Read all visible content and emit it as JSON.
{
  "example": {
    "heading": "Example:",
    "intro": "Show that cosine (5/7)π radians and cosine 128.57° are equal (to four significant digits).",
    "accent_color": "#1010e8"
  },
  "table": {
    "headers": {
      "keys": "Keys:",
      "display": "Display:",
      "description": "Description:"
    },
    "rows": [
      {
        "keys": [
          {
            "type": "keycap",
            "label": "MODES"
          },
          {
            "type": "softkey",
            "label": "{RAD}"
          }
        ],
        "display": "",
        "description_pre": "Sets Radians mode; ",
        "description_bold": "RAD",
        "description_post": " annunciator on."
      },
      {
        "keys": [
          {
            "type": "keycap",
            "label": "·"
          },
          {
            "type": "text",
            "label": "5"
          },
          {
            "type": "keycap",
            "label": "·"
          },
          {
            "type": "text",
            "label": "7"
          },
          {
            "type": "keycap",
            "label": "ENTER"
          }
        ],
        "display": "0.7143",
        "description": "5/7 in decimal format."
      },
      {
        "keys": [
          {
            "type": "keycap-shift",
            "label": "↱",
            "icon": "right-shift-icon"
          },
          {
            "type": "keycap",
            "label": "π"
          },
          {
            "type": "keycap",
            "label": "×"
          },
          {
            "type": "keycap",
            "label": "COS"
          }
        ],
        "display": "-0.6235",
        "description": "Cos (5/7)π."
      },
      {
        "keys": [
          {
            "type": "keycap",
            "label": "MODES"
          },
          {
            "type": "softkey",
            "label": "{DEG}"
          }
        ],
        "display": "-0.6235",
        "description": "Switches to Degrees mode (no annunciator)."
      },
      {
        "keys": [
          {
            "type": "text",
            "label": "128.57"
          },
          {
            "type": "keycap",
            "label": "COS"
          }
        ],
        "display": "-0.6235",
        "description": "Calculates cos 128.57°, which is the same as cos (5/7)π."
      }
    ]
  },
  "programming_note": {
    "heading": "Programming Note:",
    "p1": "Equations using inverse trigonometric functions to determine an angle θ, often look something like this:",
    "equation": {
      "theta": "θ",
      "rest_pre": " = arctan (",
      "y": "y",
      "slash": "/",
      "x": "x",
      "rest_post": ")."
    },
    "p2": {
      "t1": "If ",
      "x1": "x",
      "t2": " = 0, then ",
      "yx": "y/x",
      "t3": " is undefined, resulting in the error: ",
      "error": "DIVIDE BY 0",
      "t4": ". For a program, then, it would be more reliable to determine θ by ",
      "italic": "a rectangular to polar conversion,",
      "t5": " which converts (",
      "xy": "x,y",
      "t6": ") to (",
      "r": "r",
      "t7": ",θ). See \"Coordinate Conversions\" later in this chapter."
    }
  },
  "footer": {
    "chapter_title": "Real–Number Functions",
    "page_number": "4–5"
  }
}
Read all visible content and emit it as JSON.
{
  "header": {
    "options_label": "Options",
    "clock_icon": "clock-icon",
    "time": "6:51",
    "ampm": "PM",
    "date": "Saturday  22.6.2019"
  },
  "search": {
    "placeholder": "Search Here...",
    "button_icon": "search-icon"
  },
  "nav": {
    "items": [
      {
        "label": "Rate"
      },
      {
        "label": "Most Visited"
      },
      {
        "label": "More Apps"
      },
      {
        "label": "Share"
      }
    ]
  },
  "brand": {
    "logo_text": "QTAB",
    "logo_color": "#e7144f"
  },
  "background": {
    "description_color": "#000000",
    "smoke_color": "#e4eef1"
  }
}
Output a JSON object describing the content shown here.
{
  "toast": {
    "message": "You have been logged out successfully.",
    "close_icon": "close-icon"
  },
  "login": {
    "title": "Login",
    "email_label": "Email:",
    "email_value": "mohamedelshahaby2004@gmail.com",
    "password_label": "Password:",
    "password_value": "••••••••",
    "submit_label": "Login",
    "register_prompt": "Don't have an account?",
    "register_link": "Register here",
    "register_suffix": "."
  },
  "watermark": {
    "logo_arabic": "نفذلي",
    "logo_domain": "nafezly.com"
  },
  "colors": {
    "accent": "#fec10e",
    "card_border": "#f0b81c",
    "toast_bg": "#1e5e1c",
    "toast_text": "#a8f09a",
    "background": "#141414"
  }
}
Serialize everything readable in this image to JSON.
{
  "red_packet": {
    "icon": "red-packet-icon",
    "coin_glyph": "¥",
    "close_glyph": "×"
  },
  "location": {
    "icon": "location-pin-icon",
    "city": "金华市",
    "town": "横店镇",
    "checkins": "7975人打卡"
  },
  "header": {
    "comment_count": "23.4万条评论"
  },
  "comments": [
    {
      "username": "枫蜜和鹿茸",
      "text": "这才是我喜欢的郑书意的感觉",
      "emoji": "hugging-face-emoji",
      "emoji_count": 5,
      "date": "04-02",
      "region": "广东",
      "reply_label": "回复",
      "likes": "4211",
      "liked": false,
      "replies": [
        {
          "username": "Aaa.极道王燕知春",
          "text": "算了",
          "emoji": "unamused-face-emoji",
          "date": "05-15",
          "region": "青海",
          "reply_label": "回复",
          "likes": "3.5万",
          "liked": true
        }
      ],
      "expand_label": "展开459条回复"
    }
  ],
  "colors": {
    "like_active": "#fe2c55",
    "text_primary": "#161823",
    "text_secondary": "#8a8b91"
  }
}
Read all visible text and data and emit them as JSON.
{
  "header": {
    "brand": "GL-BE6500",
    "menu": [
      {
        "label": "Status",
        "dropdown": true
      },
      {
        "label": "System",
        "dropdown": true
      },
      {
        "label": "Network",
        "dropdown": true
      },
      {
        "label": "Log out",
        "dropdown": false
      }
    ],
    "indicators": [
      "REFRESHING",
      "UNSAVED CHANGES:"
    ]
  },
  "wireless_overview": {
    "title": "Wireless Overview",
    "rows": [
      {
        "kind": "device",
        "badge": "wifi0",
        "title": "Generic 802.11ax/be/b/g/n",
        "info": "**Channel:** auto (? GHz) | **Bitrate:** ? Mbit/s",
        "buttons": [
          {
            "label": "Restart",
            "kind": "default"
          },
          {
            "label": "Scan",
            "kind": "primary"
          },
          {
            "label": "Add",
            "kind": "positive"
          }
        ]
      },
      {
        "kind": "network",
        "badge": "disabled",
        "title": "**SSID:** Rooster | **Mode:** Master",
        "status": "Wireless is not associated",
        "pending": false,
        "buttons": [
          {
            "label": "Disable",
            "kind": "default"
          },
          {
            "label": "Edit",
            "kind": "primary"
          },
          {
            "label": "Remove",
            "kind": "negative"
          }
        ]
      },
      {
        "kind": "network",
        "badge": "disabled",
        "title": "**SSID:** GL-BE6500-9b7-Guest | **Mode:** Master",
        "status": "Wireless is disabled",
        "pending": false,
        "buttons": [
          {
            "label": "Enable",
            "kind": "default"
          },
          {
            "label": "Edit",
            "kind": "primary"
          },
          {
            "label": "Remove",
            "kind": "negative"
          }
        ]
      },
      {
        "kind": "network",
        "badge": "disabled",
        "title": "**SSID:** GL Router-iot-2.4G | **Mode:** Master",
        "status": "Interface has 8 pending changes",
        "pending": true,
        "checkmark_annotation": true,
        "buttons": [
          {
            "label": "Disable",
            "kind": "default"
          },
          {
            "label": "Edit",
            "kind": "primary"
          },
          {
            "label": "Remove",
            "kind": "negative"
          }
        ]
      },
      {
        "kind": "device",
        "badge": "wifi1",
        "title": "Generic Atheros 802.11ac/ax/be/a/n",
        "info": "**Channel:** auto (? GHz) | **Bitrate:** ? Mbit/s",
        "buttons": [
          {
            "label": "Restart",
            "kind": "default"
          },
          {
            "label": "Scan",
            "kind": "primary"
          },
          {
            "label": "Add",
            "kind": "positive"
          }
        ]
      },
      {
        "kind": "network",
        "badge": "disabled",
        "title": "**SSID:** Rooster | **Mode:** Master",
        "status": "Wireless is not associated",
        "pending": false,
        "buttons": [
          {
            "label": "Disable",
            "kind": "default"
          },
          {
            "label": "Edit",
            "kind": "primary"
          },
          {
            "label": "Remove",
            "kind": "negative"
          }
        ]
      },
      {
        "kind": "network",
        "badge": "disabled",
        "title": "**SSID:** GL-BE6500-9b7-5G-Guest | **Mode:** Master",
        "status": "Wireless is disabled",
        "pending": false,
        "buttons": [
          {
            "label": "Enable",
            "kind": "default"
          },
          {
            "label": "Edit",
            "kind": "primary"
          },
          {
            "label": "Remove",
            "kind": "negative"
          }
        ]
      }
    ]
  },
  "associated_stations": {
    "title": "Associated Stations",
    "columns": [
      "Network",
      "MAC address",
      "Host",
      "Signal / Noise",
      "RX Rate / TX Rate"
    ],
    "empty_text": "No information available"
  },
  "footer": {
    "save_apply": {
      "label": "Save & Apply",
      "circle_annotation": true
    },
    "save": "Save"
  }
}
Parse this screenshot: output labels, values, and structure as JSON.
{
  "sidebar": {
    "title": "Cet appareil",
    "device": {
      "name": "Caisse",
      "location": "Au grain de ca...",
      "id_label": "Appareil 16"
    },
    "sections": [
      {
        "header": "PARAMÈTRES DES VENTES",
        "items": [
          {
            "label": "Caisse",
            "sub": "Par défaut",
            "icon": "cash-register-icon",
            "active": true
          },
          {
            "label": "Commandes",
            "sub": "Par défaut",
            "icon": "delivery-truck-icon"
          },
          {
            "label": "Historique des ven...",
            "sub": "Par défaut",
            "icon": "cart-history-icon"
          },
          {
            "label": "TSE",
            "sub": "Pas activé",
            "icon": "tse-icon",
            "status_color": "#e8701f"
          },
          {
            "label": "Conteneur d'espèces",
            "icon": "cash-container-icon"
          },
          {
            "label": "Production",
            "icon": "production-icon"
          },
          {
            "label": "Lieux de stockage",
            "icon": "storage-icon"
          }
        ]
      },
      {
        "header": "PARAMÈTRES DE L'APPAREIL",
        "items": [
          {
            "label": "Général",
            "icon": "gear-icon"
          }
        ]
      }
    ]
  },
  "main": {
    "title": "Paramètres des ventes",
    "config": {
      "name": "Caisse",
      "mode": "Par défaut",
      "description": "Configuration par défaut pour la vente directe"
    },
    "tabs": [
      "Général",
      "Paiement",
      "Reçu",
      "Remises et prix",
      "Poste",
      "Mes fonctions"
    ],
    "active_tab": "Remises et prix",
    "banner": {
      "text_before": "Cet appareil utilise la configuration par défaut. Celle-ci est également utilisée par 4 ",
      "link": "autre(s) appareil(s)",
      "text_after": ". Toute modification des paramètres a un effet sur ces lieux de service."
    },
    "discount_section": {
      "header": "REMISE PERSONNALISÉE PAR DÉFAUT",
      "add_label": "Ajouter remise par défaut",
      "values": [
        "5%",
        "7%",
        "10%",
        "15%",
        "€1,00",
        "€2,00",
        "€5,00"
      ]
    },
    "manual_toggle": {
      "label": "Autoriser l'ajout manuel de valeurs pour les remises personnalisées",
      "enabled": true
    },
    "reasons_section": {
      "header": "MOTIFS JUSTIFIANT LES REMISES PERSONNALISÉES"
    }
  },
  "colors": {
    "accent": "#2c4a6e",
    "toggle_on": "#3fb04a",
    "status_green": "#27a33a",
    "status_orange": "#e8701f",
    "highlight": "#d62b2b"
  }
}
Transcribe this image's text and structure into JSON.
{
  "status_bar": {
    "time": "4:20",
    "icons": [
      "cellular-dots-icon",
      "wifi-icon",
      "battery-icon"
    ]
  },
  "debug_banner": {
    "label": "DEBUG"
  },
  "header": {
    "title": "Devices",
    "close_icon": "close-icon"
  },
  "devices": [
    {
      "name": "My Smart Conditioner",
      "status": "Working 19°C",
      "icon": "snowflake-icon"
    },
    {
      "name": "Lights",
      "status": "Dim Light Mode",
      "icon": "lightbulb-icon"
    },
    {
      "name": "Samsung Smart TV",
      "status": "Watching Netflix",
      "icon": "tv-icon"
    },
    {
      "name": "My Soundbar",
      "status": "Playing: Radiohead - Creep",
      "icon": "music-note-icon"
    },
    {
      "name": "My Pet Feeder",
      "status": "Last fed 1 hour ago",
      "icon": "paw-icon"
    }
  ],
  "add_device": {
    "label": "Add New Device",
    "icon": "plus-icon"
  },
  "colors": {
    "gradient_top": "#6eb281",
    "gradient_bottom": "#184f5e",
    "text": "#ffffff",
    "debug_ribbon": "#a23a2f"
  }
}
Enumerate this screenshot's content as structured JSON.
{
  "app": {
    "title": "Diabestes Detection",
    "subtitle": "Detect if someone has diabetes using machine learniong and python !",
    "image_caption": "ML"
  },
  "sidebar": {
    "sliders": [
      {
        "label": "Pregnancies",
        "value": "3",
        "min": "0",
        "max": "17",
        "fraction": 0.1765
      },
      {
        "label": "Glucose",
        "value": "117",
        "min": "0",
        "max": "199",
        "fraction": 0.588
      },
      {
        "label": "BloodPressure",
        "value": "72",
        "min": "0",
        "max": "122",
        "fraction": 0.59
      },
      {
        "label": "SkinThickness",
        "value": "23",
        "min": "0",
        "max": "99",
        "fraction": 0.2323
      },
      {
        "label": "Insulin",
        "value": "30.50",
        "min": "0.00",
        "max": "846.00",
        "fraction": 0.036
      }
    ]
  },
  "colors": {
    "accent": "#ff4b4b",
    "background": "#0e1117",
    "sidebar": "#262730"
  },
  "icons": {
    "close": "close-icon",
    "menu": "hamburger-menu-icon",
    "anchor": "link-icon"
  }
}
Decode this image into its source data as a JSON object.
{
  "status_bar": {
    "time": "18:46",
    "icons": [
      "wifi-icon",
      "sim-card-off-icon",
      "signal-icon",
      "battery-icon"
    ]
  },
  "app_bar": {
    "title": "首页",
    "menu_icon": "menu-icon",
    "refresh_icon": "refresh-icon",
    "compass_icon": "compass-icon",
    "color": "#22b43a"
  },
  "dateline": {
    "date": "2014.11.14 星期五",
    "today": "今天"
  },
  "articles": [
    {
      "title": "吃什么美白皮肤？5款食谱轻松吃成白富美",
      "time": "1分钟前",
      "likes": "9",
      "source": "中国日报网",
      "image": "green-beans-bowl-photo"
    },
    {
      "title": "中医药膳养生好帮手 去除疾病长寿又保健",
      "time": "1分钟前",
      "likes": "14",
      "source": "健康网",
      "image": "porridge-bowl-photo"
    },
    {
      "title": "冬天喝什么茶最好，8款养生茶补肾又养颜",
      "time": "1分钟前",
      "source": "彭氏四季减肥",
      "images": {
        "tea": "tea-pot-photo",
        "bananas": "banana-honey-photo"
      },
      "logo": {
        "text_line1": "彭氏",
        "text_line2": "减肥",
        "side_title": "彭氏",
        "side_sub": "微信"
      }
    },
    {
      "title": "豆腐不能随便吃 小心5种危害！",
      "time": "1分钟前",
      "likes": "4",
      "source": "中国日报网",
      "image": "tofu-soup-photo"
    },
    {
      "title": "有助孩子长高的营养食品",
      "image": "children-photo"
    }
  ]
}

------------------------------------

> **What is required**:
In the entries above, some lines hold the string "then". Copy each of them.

> **The answer**:
      "t2": " = 0, then ",
      "t4": ". For a program, then, it would be more reliable to determine θ by ",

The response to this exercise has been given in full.